www.southernpaddler.com
Kayak Jack said:
Don't cook soups or other liquids this way in a plastic bag. If the liquid is in a small pot sitting on the steamer, that's OK. But - do NOT try to handle a plastic bag full of near boiling soup!
You are correct , it is dangerous to cook soups with steam.
As Jean says in her recipe book for the Bakepacker.
"It is best to avoid cooking very liquid soups , broths , hot beverages and gravies in a plastic Glad Bag. The chances of dumping the liquid on yourself , or of overheating the bag are to great and such foods can be easily cooked conventionally in any pot ".
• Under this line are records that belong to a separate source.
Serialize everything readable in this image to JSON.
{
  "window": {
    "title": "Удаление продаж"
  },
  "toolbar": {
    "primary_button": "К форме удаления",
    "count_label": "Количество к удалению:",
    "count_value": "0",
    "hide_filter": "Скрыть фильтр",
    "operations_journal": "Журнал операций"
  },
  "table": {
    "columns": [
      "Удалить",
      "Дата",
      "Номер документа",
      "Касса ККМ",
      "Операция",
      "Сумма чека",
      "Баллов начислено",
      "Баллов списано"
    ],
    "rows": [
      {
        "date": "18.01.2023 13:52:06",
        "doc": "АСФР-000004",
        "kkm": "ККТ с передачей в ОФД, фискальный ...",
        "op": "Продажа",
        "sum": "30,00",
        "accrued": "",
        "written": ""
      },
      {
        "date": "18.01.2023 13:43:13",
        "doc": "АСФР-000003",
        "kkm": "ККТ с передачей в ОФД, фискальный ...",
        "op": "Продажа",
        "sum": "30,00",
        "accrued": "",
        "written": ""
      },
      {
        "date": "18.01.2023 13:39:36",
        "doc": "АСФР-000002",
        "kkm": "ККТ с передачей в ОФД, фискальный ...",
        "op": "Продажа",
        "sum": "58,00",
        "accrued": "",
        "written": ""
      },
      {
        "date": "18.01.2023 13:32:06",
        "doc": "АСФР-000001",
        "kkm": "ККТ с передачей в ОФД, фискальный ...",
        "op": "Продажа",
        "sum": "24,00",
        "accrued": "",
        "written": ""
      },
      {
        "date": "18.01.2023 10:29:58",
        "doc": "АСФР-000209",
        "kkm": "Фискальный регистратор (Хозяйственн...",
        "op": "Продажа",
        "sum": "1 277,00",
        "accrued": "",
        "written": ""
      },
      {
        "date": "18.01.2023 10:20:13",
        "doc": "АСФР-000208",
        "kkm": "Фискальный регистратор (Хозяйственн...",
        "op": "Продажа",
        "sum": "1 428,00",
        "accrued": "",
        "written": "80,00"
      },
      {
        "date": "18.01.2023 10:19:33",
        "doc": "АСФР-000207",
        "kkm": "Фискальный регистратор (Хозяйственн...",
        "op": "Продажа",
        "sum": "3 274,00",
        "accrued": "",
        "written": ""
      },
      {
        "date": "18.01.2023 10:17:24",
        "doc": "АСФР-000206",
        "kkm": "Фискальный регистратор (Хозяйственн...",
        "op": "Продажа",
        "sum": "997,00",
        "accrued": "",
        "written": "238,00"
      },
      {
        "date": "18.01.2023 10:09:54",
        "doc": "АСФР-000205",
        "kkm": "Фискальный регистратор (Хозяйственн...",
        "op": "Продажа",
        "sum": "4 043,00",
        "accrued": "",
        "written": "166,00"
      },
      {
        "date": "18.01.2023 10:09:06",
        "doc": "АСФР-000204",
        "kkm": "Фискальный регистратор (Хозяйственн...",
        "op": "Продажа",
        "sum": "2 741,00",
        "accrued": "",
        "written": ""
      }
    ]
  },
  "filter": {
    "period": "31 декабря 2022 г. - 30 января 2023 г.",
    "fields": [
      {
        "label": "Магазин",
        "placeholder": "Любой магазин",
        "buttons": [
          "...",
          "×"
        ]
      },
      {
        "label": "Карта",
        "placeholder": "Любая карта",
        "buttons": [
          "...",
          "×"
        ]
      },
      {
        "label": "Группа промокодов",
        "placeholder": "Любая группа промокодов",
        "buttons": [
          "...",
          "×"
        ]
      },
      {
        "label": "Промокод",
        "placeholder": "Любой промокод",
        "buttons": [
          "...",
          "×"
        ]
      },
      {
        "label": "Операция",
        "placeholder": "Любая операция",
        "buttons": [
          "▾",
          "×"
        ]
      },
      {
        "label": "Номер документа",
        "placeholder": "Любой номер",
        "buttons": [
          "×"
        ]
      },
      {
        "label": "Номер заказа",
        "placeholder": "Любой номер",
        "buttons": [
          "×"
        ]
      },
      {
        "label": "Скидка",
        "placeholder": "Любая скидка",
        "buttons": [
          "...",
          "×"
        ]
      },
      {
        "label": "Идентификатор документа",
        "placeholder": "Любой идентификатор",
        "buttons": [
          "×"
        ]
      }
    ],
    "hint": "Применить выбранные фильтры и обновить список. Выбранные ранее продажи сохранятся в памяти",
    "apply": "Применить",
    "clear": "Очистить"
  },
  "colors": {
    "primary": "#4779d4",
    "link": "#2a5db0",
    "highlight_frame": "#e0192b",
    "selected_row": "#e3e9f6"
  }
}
My trouble is like to have a biscuit on top of the thicker soups and some instant Bisquick mix in there works wonders for a biscuit topping on them. Such as a upside down Sloppy Joe mix or a upside down Chicken Pot Pie without burning everything.

From the Bakepacker web site ( Recipe )
Example ...Beef Stew and Biscuits.
Use any freeze-dried or dehydrated entree (2 serving size) or one 14 oz. to 16 oz. size can beef stew, pork n' beans, chili, corned beef hash, etc.

1/2 C Bisquick
1 1/2 T water
1 T powdered milk (heaping)

Check water level in your pot (1"). Add entree package contents to bag. If using freeze-dried or dehydrated entree, add water as stated on package directions (usually about 2 C). If using a canned entree, add contents to bag (no water).
Place bag with entree onto BakePacker grid in your pot. Spread bag with entree to cover as much of the grid as possible.
In a small bowl or cup combine Bisquick, powdered milk and water. Mix with fork and pat out dough to form 3-5 biscuits. Patted biscuits should have a coating of dry, dusty flour on them for best results.
Now lay the biscuits on top of the entree in the bag. Boil/bake for 15 minutes (don't peek).

***Serve directly from the bag with a large spoon. Serves 2-4. As a variation, instead of forming individual biscuits, you can form 1 large -biscuit- (about 1/2" thick) and lay entire -biscuit- on top of entree in the bag.
Boil/bake and serve as above.